On Behalf of | Dec 22, 2017 | Car Accidents

If you’re injured and in need of medical assistance while in northern Ohio, you’d better hope you aren’t too close to the border between Cleveland and one of it’s more dilapidated suburbs, East Cleveland.

A car accident claimed the lives of two people right at the borderline between Cleveland and its poorer cousin, East Cleveland.

Emergency Medical Transport (EMT) crews spent a few minutes arguing over who had to send help.

The accident had been fiery and sent cars flying in all directions as one vehicle rammed into another. Some of the vehicles landed on the East Cleveland side of the line and some on Cleveland’s side of the line.

Witnesses say that despite the fact that some of the victims suffered burns from a fuel tank that exploded and were in desperate shape, that it still took EMS workers more than 10 minutes to respond to calls for help.

Firefighters eventually beat EMT workers to the scene.

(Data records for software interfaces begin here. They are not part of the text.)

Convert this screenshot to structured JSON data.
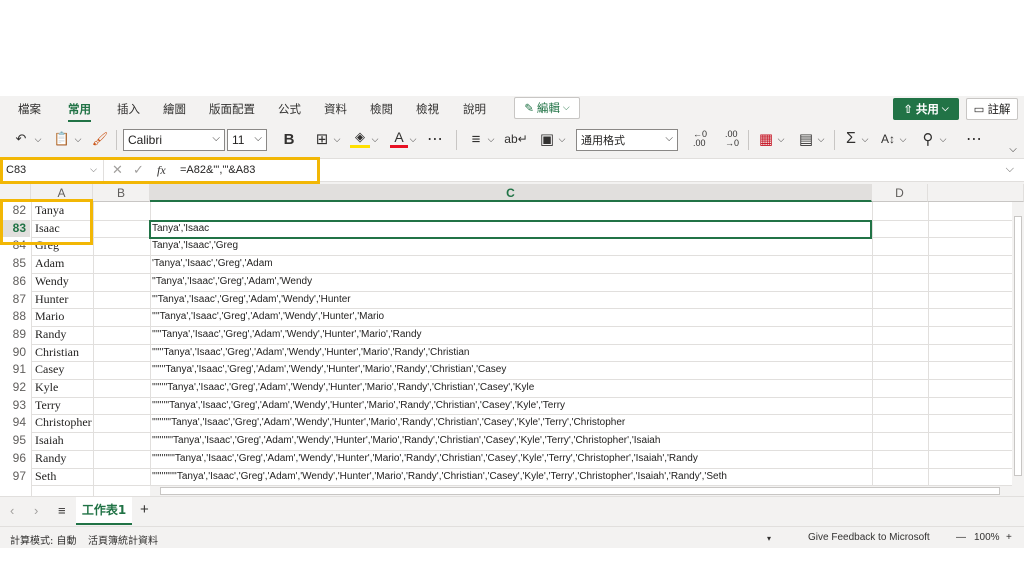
{
  "ribbon": {
    "tabs": [
      "檔案",
      "常用",
      "插入",
      "繪圖",
      "版面配置",
      "公式",
      "資料",
      "檢閱",
      "檢視",
      "說明"
    ],
    "active_tab": "常用",
    "edit_label": "編輯",
    "share_label": "共用",
    "comments_label": "註解"
  },
  "toolbar": {
    "font_name": "Calibri",
    "font_size": "11",
    "bold_label": "B",
    "number_format": "通用格式"
  },
  "formula_bar": {
    "name_box": "C83",
    "fx_label": "fx",
    "formula": "=A82&\"','\"&A83"
  },
  "columns": [
    "A",
    "B",
    "C",
    "D"
  ],
  "selected_column": "C",
  "rows": [
    {
      "num": "82",
      "a": "Tanya",
      "c": ""
    },
    {
      "num": "83",
      "a": "Isaac",
      "c": "Tanya','Isaac"
    },
    {
      "num": "84",
      "a": "Greg",
      "c": "Tanya','Isaac','Greg"
    },
    {
      "num": "85",
      "a": "Adam",
      "c": "'Tanya','Isaac','Greg','Adam"
    },
    {
      "num": "86",
      "a": "Wendy",
      "c": "''Tanya','Isaac','Greg','Adam','Wendy"
    },
    {
      "num": "87",
      "a": "Hunter",
      "c": "'''Tanya','Isaac','Greg','Adam','Wendy','Hunter"
    },
    {
      "num": "88",
      "a": "Mario",
      "c": "''''Tanya','Isaac','Greg','Adam','Wendy','Hunter','Mario"
    },
    {
      "num": "89",
      "a": "Randy",
      "c": "'''''Tanya','Isaac','Greg','Adam','Wendy','Hunter','Mario','Randy"
    },
    {
      "num": "90",
      "a": "Christian",
      "c": "''''''Tanya','Isaac','Greg','Adam','Wendy','Hunter','Mario','Randy','Christian"
    },
    {
      "num": "91",
      "a": "Casey",
      "c": "'''''''Tanya','Isaac','Greg','Adam','Wendy','Hunter','Mario','Randy','Christian','Casey"
    },
    {
      "num": "92",
      "a": "Kyle",
      "c": "''''''''Tanya','Isaac','Greg','Adam','Wendy','Hunter','Mario','Randy','Christian','Casey','Kyle"
    },
    {
      "num": "93",
      "a": "Terry",
      "c": "'''''''''Tanya','Isaac','Greg','Adam','Wendy','Hunter','Mario','Randy','Christian','Casey','Kyle','Terry"
    },
    {
      "num": "94",
      "a": "Christopher",
      "c": "''''''''''Tanya','Isaac','Greg','Adam','Wendy','Hunter','Mario','Randy','Christian','Casey','Kyle','Terry','Christopher"
    },
    {
      "num": "95",
      "a": "Isaiah",
      "c": "'''''''''''Tanya','Isaac','Greg','Adam','Wendy','Hunter','Mario','Randy','Christian','Casey','Kyle','Terry','Christopher','Isaiah"
    },
    {
      "num": "96",
      "a": "Randy",
      "c": "''''''''''''Tanya','Isaac','Greg','Adam','Wendy','Hunter','Mario','Randy','Christian','Casey','Kyle','Terry','Christopher','Isaiah','Randy"
    },
    {
      "num": "97",
      "a": "Seth",
      "c": "'''''''''''''Tanya','Isaac','Greg','Adam','Wendy','Hunter','Mario','Randy','Christian','Casey','Kyle','Terry','Christopher','Isaiah','Randy','Seth"
    }
  ],
  "sheets": {
    "active": "工作表1",
    "add_label": "+"
  },
  "status_bar": {
    "calc_mode": "計算模式: 自動",
    "workbook_stats": "活頁簿統計資料",
    "feedback": "Give Feedback to Microsoft",
    "zoom": "100%",
    "zoom_minus": "—",
    "zoom_plus": "+"
  },
  "colors": {
    "accent": "#217346",
    "highlight": "#f2b705"
  }
}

Despite that, Cleveland’s Emergency Medical Services commissioner claims that there was no delay and no one refused to service the accident victims.

However, audio obtained by a local news channel captures dispatchers for the EMTs in an exchange that supports witnesses who say the EMTs were delayed in arriving and got there long after the 5 minutes they claim. One of the dispatchers is clearly heard relaying that the EMTs refuse to respond because the accident was in East Cleveland.

Issues like this could lead to personal injury cases against not only the driver that caused the accident but the EMT company for failing to respond in a timely manner. Since two people died and three were transported to the hospital, it is possible that someone could have been saved — or received less severe, disabling injuries — if the EMTs had responded faster.

Source:, “Audio recordings reveal discussion over who should respond to deadly crash on East Cleveland border,” Bretton Keenan, Amanda VanAllen, Dec. 01, 2017